This traditional ceremony was an important event for the regiments as its their ‘colours’ were used as rallying points during battle. It was therefore important that the regiments ensigns were recognisable to the troops who were fighting and this was done via a slow march of the colours.
A regiment’s colours embody its spirit and service, as well as its fallen soldiers. The loss of a colour, or the capture of an enemy colour, were respectively considered the greatest shame, or the greatest glory on a battlefield. Consequently, regimental colours are venerated by officers and soldiers of all ranks, second only to the sovereign.
Only battalions of infantry regiments of the line carry colours; the Royal Artillery’s colours, for example, are its guns. Rifle regiments did not form a line and thus never carried colours. Their battle honours are carried on their drums. The exception to this is the Honourable Artillery Company, which has both a stand of colours and guns.
Trooping the Colour is an old ceremony whereby a battalion would fall in by companies and the colour-party would “troop” or march the colours through the ranks so that every man would see that the colours were intact. This was done before and after every battle. This ceremony has been retained through time and is today largely ceremonial.
For more information on the event see
This post gives a flavour of some of the sites you can see if you position yourself outside Buckingham palace.

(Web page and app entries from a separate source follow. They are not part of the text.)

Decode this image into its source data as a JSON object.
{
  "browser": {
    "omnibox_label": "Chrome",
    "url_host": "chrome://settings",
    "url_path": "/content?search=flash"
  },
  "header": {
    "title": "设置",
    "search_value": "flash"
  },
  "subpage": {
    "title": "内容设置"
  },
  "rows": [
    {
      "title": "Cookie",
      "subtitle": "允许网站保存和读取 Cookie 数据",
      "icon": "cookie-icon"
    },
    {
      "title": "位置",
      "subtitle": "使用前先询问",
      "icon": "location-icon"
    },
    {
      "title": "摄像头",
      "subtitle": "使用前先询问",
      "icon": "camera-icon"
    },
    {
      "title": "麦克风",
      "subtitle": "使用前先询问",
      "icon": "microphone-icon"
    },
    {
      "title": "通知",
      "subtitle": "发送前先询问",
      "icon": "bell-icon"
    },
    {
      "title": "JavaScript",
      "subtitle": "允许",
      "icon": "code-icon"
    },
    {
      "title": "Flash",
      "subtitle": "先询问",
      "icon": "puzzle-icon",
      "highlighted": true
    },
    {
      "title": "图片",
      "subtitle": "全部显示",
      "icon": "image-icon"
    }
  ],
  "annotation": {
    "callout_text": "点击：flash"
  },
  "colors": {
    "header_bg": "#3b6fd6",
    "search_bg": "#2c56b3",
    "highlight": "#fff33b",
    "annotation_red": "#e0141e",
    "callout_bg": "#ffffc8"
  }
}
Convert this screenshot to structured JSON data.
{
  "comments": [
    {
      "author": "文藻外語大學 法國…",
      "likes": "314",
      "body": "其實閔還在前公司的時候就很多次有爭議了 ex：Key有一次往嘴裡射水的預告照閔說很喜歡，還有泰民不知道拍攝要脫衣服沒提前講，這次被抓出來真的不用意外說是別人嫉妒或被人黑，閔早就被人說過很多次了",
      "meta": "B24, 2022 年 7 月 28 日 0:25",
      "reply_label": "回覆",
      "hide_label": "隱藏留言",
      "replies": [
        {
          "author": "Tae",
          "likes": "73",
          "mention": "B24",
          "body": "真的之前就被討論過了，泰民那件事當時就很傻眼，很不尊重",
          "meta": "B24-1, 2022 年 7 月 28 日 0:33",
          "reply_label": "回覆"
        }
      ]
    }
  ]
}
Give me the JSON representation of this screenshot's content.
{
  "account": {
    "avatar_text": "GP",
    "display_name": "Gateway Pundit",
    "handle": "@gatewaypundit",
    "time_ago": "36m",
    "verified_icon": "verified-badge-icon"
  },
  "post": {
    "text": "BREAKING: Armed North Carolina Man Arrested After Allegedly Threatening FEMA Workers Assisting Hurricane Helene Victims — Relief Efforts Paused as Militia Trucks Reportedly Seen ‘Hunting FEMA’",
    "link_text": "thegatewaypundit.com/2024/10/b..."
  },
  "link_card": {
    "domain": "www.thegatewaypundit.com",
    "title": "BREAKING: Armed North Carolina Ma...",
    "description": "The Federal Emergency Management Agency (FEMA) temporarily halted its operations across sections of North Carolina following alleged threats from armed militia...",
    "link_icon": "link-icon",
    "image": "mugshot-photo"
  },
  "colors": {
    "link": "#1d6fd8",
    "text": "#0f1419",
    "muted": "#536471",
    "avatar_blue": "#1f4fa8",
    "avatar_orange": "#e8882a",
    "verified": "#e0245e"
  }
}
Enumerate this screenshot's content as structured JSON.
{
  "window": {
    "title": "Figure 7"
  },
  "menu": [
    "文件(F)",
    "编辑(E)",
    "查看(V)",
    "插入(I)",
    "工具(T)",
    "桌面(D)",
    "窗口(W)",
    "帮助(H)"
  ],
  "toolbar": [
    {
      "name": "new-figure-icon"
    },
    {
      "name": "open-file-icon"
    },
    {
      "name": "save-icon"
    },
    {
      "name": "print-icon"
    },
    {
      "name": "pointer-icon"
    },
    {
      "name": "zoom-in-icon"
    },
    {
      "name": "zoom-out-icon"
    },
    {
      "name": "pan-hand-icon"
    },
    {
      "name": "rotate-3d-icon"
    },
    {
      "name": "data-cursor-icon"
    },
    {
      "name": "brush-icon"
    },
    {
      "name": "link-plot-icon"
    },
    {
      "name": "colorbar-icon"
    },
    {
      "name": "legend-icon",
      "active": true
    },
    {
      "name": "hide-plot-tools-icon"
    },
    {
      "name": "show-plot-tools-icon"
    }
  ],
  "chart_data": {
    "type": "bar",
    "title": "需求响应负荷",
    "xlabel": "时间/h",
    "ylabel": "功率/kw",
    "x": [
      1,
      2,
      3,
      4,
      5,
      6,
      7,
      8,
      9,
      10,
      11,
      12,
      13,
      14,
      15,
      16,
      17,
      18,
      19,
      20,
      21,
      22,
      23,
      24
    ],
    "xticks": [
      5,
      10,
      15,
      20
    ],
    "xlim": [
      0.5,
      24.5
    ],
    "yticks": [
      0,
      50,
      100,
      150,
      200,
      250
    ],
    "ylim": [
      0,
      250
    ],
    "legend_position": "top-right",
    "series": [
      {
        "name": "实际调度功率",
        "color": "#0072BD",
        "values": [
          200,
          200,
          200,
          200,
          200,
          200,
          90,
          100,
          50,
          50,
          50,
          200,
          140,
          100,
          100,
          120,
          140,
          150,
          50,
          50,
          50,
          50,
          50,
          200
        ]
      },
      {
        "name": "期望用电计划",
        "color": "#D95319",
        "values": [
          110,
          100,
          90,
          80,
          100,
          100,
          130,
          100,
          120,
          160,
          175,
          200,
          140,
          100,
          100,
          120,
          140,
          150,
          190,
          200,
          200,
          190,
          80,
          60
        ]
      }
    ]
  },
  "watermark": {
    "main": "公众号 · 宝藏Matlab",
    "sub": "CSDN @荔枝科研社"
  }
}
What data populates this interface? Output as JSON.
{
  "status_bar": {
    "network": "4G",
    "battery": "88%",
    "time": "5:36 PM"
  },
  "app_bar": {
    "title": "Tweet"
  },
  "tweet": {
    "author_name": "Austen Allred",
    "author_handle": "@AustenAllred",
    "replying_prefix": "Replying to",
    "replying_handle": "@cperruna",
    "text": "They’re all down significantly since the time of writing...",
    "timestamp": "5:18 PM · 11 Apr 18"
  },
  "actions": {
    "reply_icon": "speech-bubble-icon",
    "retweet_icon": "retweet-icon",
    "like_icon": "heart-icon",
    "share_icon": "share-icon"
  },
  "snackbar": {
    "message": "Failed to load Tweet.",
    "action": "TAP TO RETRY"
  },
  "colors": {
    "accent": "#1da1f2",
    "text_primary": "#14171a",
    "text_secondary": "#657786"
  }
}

It does get very crowded, and it it is not easy to get a good spot unless you arrive very early.
These are some of the photos I was able to take today (14th June) and only shows the journey towards Horse Guards Parade. I hope to do future posts on the Trooping of the Colour itself, the return leg and the Fly Past which is watched by Royal Family from the balcony of Buckingham Palace.